Good news is, I just hit the publish button on my new Skillshare class! This one is a lot of fun and I put a lot of work into it, so I hope you like it.

Can you do me a favor and check this class out? It would be most helpful to make sure this class gets off the ground as soon as possible. I’ve included a link here, so the first 25 people can access the class for completely free! Once you’ve watched the class, if you could give it a thumbs up and maybe even a review to let me know what you think? It would be immensely helpful! And, you’ll have fun doing it! Click here to access the class

This class is the first in a series I’ve dubbed “Becoming a Confident Tangler.” I want to share my “wisdom” with you about tangling and getting to a point where you feel comfortable tangling on your own. In the past I’ve always said that practice is key when it comes to ZentangleĀ®, but I know that just doesn’t cut it for most people. So, here’s to making something tangible to help you become confident and independent!

So even though it’s been a rough year, it hasn’t stopped me from tangling and drawing. I’ve been really inspired by Peter Draws in the past few months, and his style has helped me realize a few things about my own style and what I enjoy most about different patterns and how I compose my artwork.

Enoying a cold brew and tangles/doodles at Barrique’s

I’ve also been thinking about ways I can reduce waste. I use a LOT of paper and pens and other art supplies. But I thoroughly enjoy the tactile aspects of pen and paper, so I’ve been researching and trying to find ways I can use traditional art supplies with less waste (without going digital).

What I’ve found so far, and it’s become a bit of an obsession now, is fountain pens!
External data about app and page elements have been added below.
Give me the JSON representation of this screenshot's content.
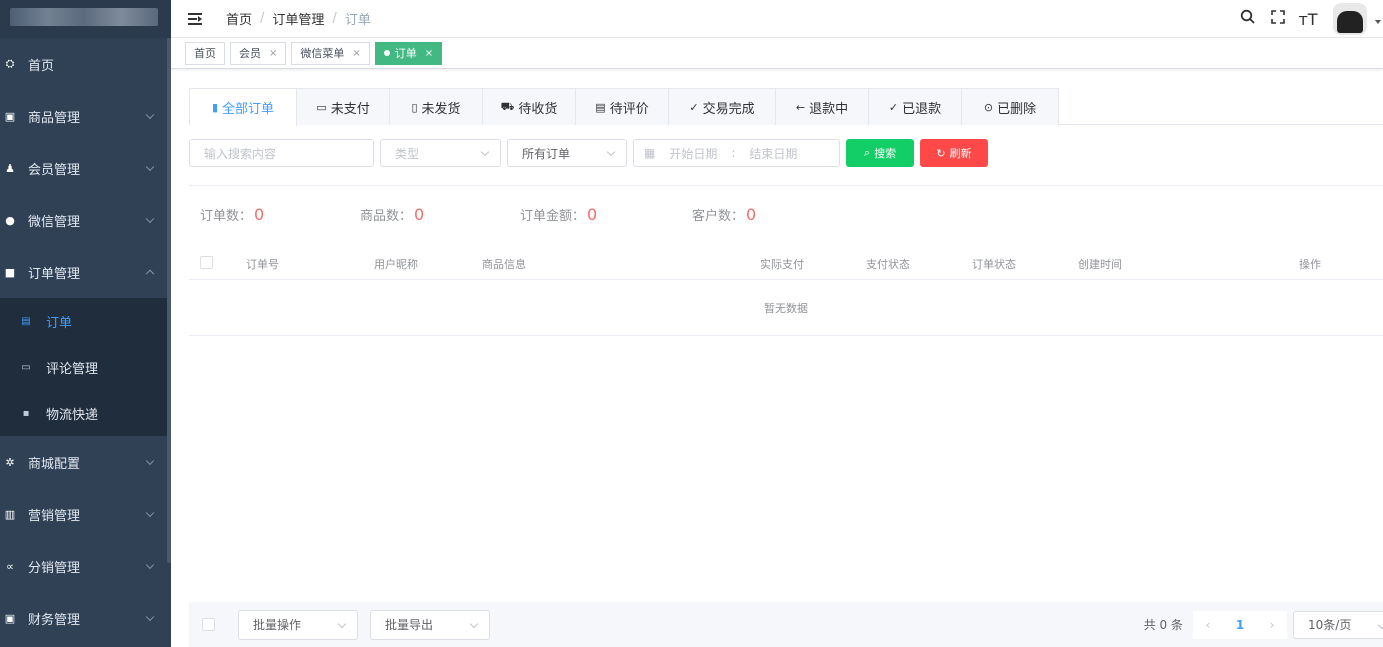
{
  "sidebar": {
    "items": [
      {
        "label": "首页",
        "icon": "dashboard-icon",
        "glyph": "⛭"
      },
      {
        "label": "商品管理",
        "icon": "goods-icon",
        "glyph": "▣"
      },
      {
        "label": "会员管理",
        "icon": "users-icon",
        "glyph": "♟"
      },
      {
        "label": "微信管理",
        "icon": "wechat-icon",
        "glyph": "●"
      },
      {
        "label": "订单管理",
        "icon": "lock-icon",
        "glyph": "■"
      }
    ],
    "submenu": [
      {
        "label": "订单",
        "icon": "order-icon",
        "glyph": "▤"
      },
      {
        "label": "评论管理",
        "icon": "comment-icon",
        "glyph": "▭"
      },
      {
        "label": "物流快递",
        "icon": "truck-icon",
        "glyph": "▪"
      }
    ],
    "items2": [
      {
        "label": "商城配置",
        "icon": "gear-icon",
        "glyph": "✲"
      },
      {
        "label": "营销管理",
        "icon": "chart-icon",
        "glyph": "▥"
      },
      {
        "label": "分销管理",
        "icon": "share-icon",
        "glyph": "∝"
      },
      {
        "label": "财务管理",
        "icon": "finance-icon",
        "glyph": "▣"
      }
    ]
  },
  "breadcrumb": [
    "首页",
    "订单管理",
    "订单"
  ],
  "breadcrumb_sep": "/",
  "toolbar": {
    "search_glyph": "🔍",
    "fullscreen_glyph": "⛶",
    "fontsize_glyph": "тT"
  },
  "tags": [
    {
      "label": "首页",
      "closable": false
    },
    {
      "label": "会员",
      "closable": true
    },
    {
      "label": "微信菜单",
      "closable": true
    },
    {
      "label": "订单",
      "closable": true,
      "active": true
    }
  ],
  "tag_close": "×",
  "tabs": [
    {
      "label": "全部订单",
      "glyph": "▮",
      "active": true
    },
    {
      "label": "未支付",
      "glyph": "▭"
    },
    {
      "label": "未发货",
      "glyph": "▯"
    },
    {
      "label": "待收货",
      "glyph": "⛟"
    },
    {
      "label": "待评价",
      "glyph": "▤"
    },
    {
      "label": "交易完成",
      "glyph": "✓"
    },
    {
      "label": "退款中",
      "glyph": "←"
    },
    {
      "label": "已退款",
      "glyph": "✓"
    },
    {
      "label": "已删除",
      "glyph": "⊙"
    }
  ],
  "filters": {
    "search_placeholder": "输入搜索内容",
    "type_placeholder": "类型",
    "order_select": "所有订单",
    "start_date": "开始日期",
    "date_sep": ":",
    "end_date": "结束日期",
    "calendar_glyph": "▦",
    "search_btn": "搜索",
    "search_btn_glyph": "⌕",
    "refresh_btn": "刷新",
    "refresh_btn_glyph": "↻"
  },
  "stats": [
    {
      "label": "订单数：",
      "value": "0"
    },
    {
      "label": "商品数：",
      "value": "0"
    },
    {
      "label": "订单金额：",
      "value": "0"
    },
    {
      "label": "客户数：",
      "value": "0"
    }
  ],
  "table": {
    "columns": [
      "订单号",
      "用户昵称",
      "商品信息",
      "实际支付",
      "支付状态",
      "订单状态",
      "创建时间",
      "操作"
    ],
    "empty_text": "暂无数据"
  },
  "footer": {
    "batch_ops": "批量操作",
    "batch_export": "批量导出",
    "total": "共 0 条",
    "page": "1",
    "page_size": "10条/页",
    "prev": "‹",
    "next": "›"
  },
  "colors": {
    "primary": "#409eff",
    "success": "#13ce66",
    "danger": "#ff4949",
    "sidebar_bg": "#304156",
    "tag_active": "#42b983"
  }
}
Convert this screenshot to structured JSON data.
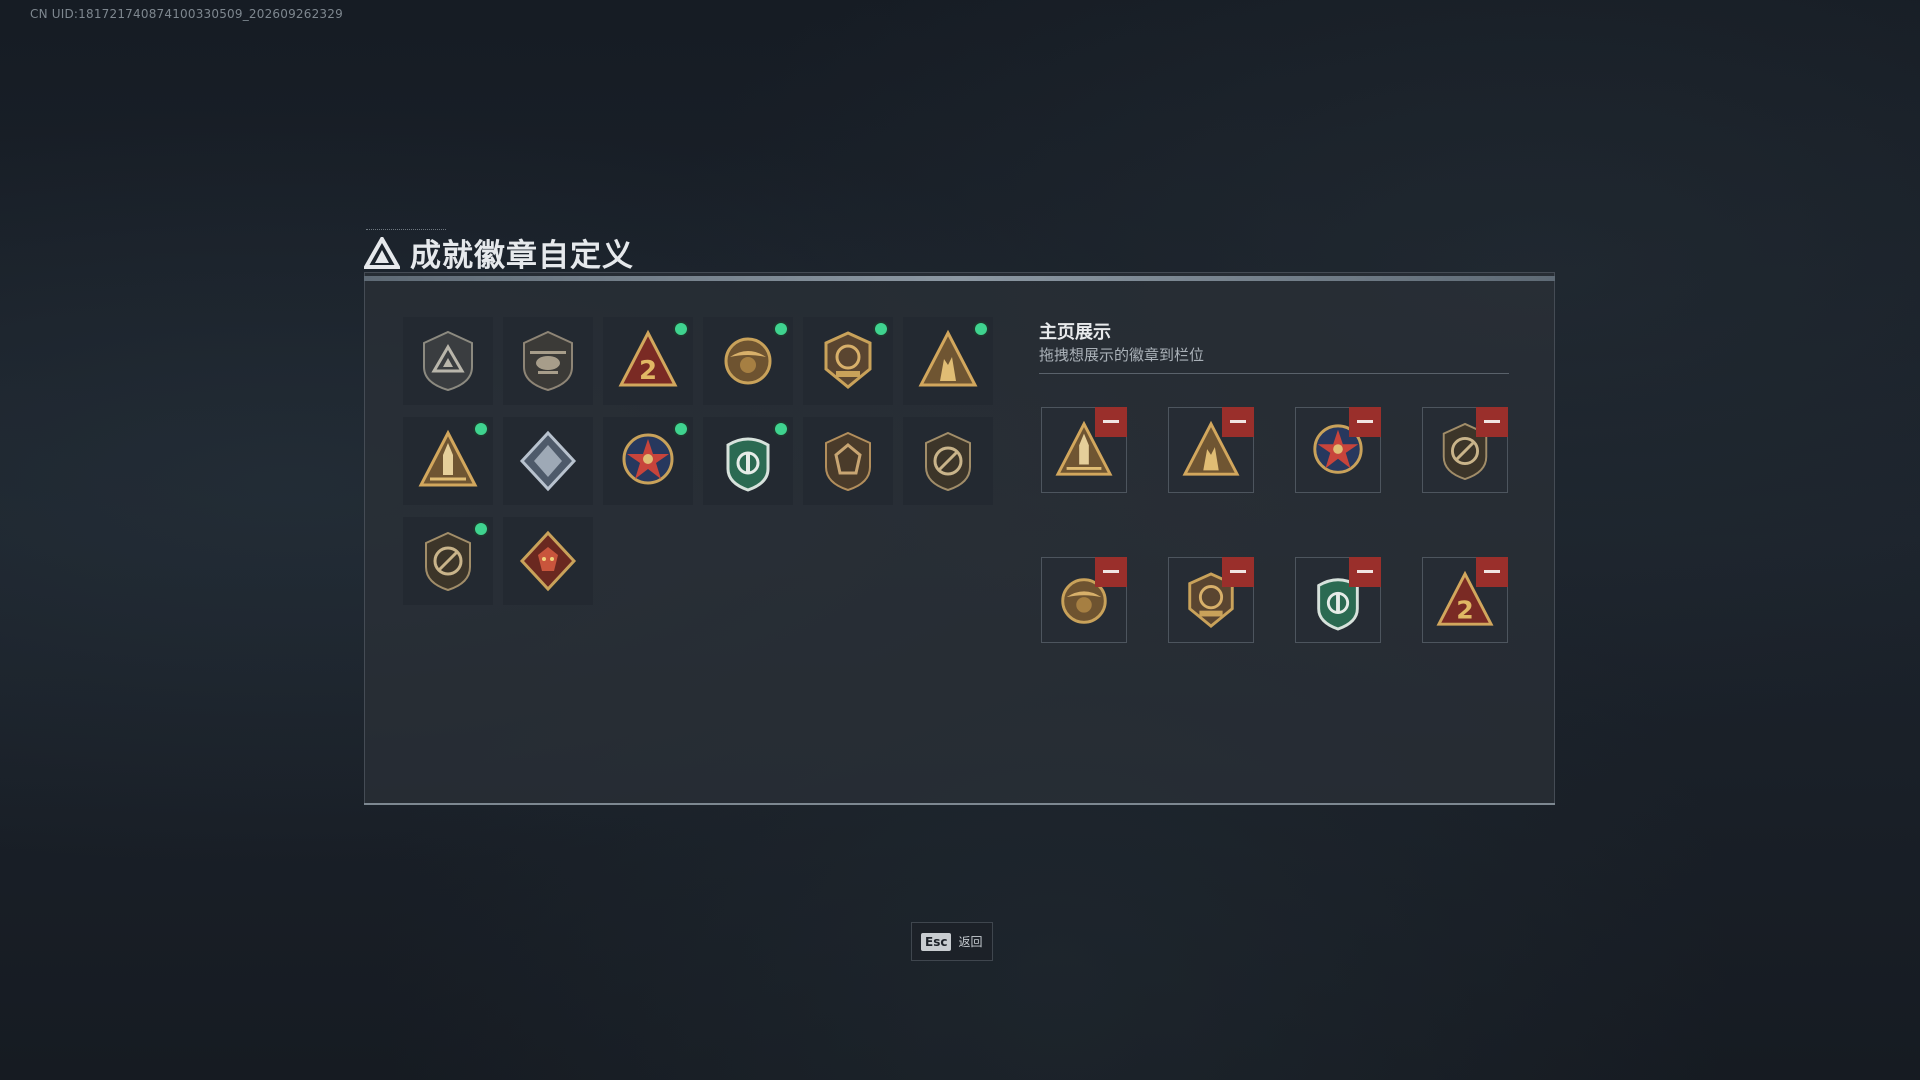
{
  "uid_text": "CN UID:181721740874100330509_202609262329",
  "dialog": {
    "title": "成就徽章自定义",
    "title_icon": "delta-triangle-logo-icon"
  },
  "badge_list": [
    {
      "icon": "triangle-shield-badge-icon",
      "new": false
    },
    {
      "icon": "helicopter-badge-icon",
      "new": false
    },
    {
      "icon": "number-2-triangle-badge-icon",
      "new": true
    },
    {
      "icon": "eagle-wreath-badge-icon",
      "new": true
    },
    {
      "icon": "2020-emblem-badge-icon",
      "new": true
    },
    {
      "icon": "soldiers-triangle-badge-icon",
      "new": true
    },
    {
      "icon": "rocket-triangle-badge-icon",
      "new": true
    },
    {
      "icon": "silver-diamond-badge-icon",
      "new": false
    },
    {
      "icon": "star-medal-badge-icon",
      "new": true
    },
    {
      "icon": "green-beret-shield-badge-icon",
      "new": true
    },
    {
      "icon": "bronze-shield-badge-icon",
      "new": false
    },
    {
      "icon": "no-weapon-shield-badge-icon",
      "new": false
    },
    {
      "icon": "no-weapon-shield-badge-icon",
      "new": true
    },
    {
      "icon": "dragon-diamond-badge-icon",
      "new": false
    }
  ],
  "showcase": {
    "title": "主页展示",
    "subtitle": "拖拽想展示的徽章到栏位",
    "slots": [
      {
        "icon": "rocket-triangle-badge-icon"
      },
      {
        "icon": "soldiers-triangle-badge-icon"
      },
      {
        "icon": "star-medal-badge-icon"
      },
      {
        "icon": "no-weapon-shield-badge-icon"
      },
      {
        "icon": "eagle-wreath-badge-icon"
      },
      {
        "icon": "2020-emblem-badge-icon"
      },
      {
        "icon": "green-beret-shield-badge-icon"
      },
      {
        "icon": "number-2-triangle-badge-icon"
      }
    ],
    "remove_icon": "minus-icon"
  },
  "footer": {
    "key": "Esc",
    "label": "返回"
  },
  "colors": {
    "new_dot": "#3fd38f",
    "remove": "#9a2f2b",
    "gold": "#c9a25a"
  }
}
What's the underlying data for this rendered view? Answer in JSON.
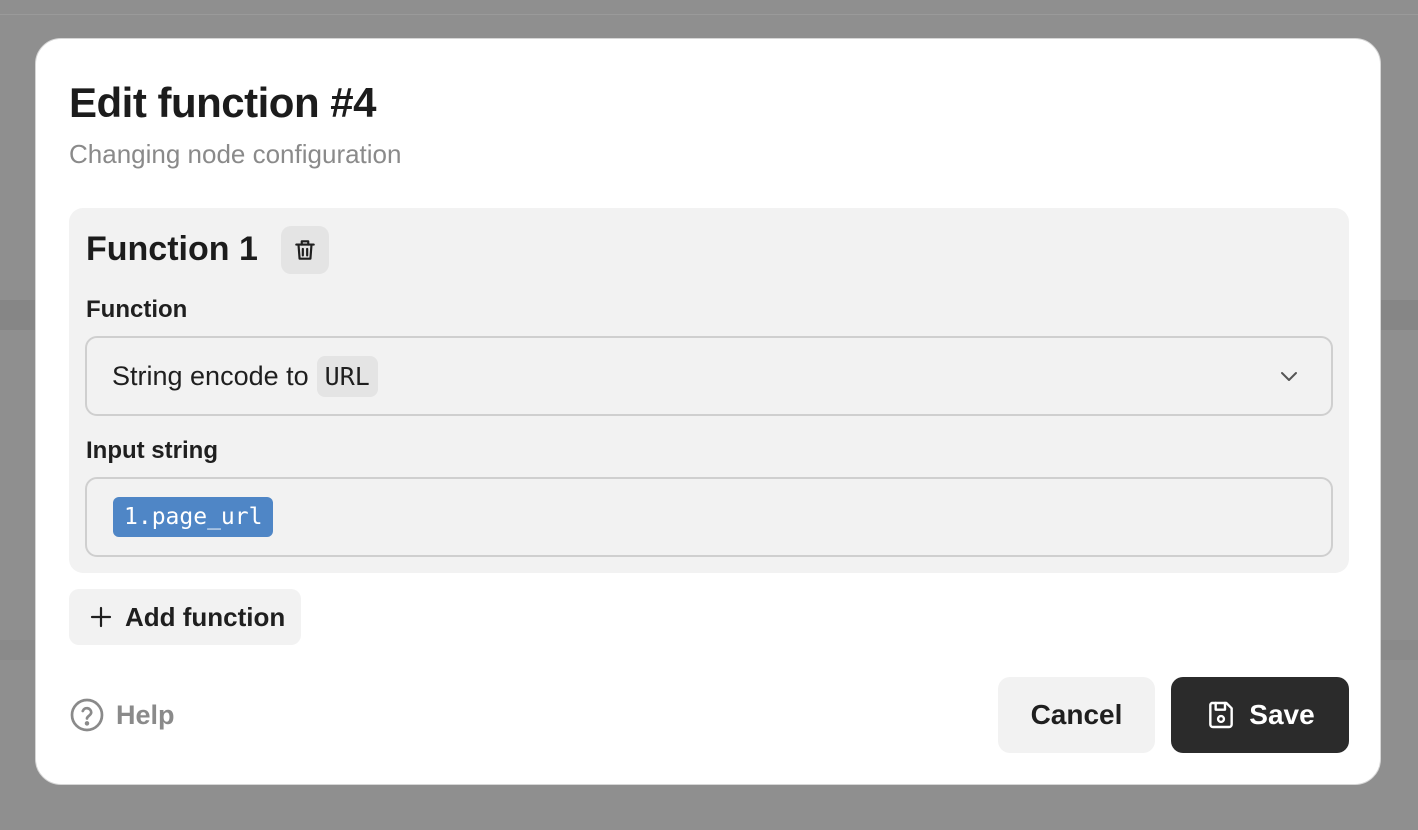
{
  "dialog": {
    "title": "Edit function #4",
    "subtitle": "Changing node configuration"
  },
  "function_card": {
    "title": "Function 1",
    "delete_icon": "trash-icon",
    "function_label": "Function",
    "function_select": {
      "text": "String encode to",
      "code": "URL",
      "icon": "chevron-down-icon"
    },
    "input_label": "Input string",
    "input_value": "1.page_url"
  },
  "add_function": {
    "icon": "plus-icon",
    "label": "Add function"
  },
  "footer": {
    "help_icon": "question-circle-icon",
    "help_label": "Help",
    "cancel_label": "Cancel",
    "save_icon": "floppy-disk-icon",
    "save_label": "Save"
  },
  "colors": {
    "chip_blue": "#4f86c6",
    "save_bg": "#2b2b2b",
    "card_bg": "#f2f2f2"
  }
}
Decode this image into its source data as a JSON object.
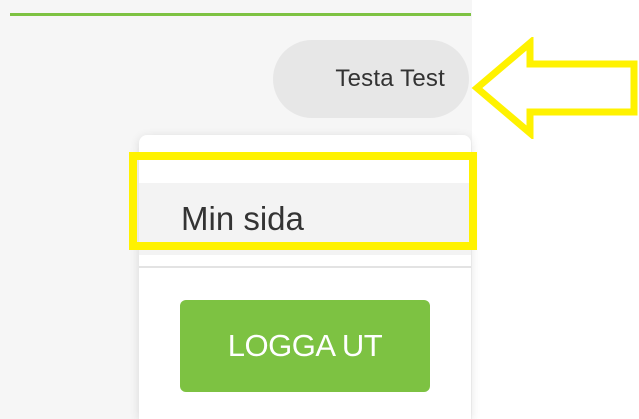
{
  "header": {
    "user_name": "Testa Test"
  },
  "dropdown": {
    "my_page_label": "Min sida",
    "logout_label": "LOGGA UT"
  },
  "annotations": {
    "highlight_color": "#fff200",
    "arrow_icon": "left-arrow-outline-icon"
  },
  "colors": {
    "accent": "#7dc242"
  }
}
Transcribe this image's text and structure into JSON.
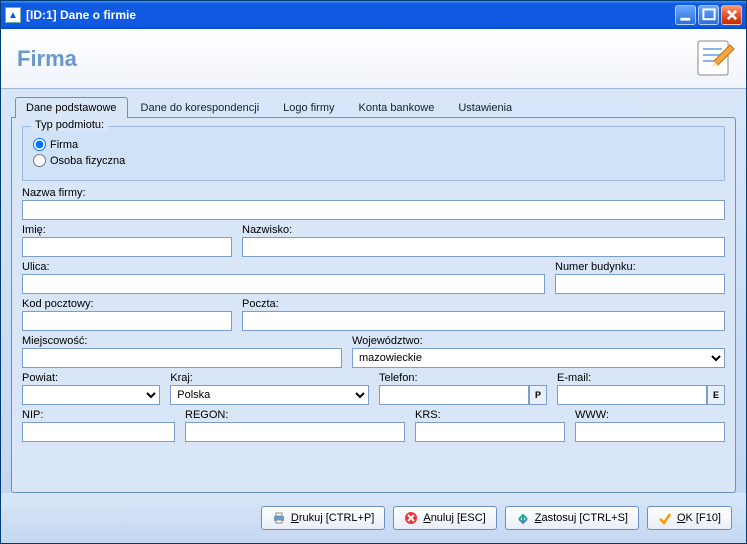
{
  "window": {
    "title": "[ID:1] Dane o firmie"
  },
  "header": {
    "title": "Firma"
  },
  "tabs": [
    {
      "label": "Dane podstawowe",
      "active": true
    },
    {
      "label": "Dane do korespondencji",
      "active": false
    },
    {
      "label": "Logo firmy",
      "active": false
    },
    {
      "label": "Konta bankowe",
      "active": false
    },
    {
      "label": "Ustawienia",
      "active": false
    }
  ],
  "group": {
    "legend": "Typ podmiotu:",
    "radios": {
      "firma": "Firma",
      "osoba": "Osoba fizyczna",
      "selected": "firma"
    }
  },
  "labels": {
    "nazwa_firmy": "Nazwa firmy:",
    "imie": "Imię:",
    "nazwisko": "Nazwisko:",
    "ulica": "Ulica:",
    "numer_budynku": "Numer budynku:",
    "kod_pocztowy": "Kod pocztowy:",
    "poczta": "Poczta:",
    "miejscowosc": "Miejscowość:",
    "wojewodztwo": "Województwo:",
    "powiat": "Powiat:",
    "kraj": "Kraj:",
    "telefon": "Telefon:",
    "email": "E-mail:",
    "nip": "NIP:",
    "regon": "REGON:",
    "krs": "KRS:",
    "www": "WWW:"
  },
  "values": {
    "nazwa_firmy": "",
    "imie": "",
    "nazwisko": "",
    "ulica": "",
    "numer_budynku": "",
    "kod_pocztowy": "",
    "poczta": "",
    "miejscowosc": "",
    "wojewodztwo": "mazowieckie",
    "powiat": "",
    "kraj": "Polska",
    "telefon": "",
    "email": "",
    "nip": "",
    "regon": "",
    "krs": "",
    "www": ""
  },
  "mini": {
    "phone_btn": "P",
    "email_btn": "E"
  },
  "buttons": {
    "print": {
      "before": "",
      "under": "D",
      "after": "rukuj [CTRL+P]"
    },
    "cancel": {
      "before": "",
      "under": "A",
      "after": "nuluj [ESC]"
    },
    "apply": {
      "before": "",
      "under": "Z",
      "after": "astosuj [CTRL+S]"
    },
    "ok": {
      "before": "",
      "under": "O",
      "after": "K [F10]"
    }
  }
}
Infinitely reusable, with infinite ink possibilities. Many pens are pieces of art themselves (most are WAYYYY out of my budget, too!), and the inks are gorgeous. The pen in the picture above I was able to purchase used (reduce! reuse! recycle!). I’ll share more of my fountain pen finds in future posts, too. I also found an option to replace white gel pens, which I love to use on black paper, and this is the Isograph pens. They have a white ink that is really lovely and you can achieve super fine lines. A little expensive at first, and a bit of maintenance is required. But, a great way to reduce waste!

I’ll update more in the next few weeks. Thanks for taking a few minutes out of your day to read this! I hope you enjoy the new class, and if you have any requests/suggestions for my future classes, please drop me a line!

Take care!

Sarah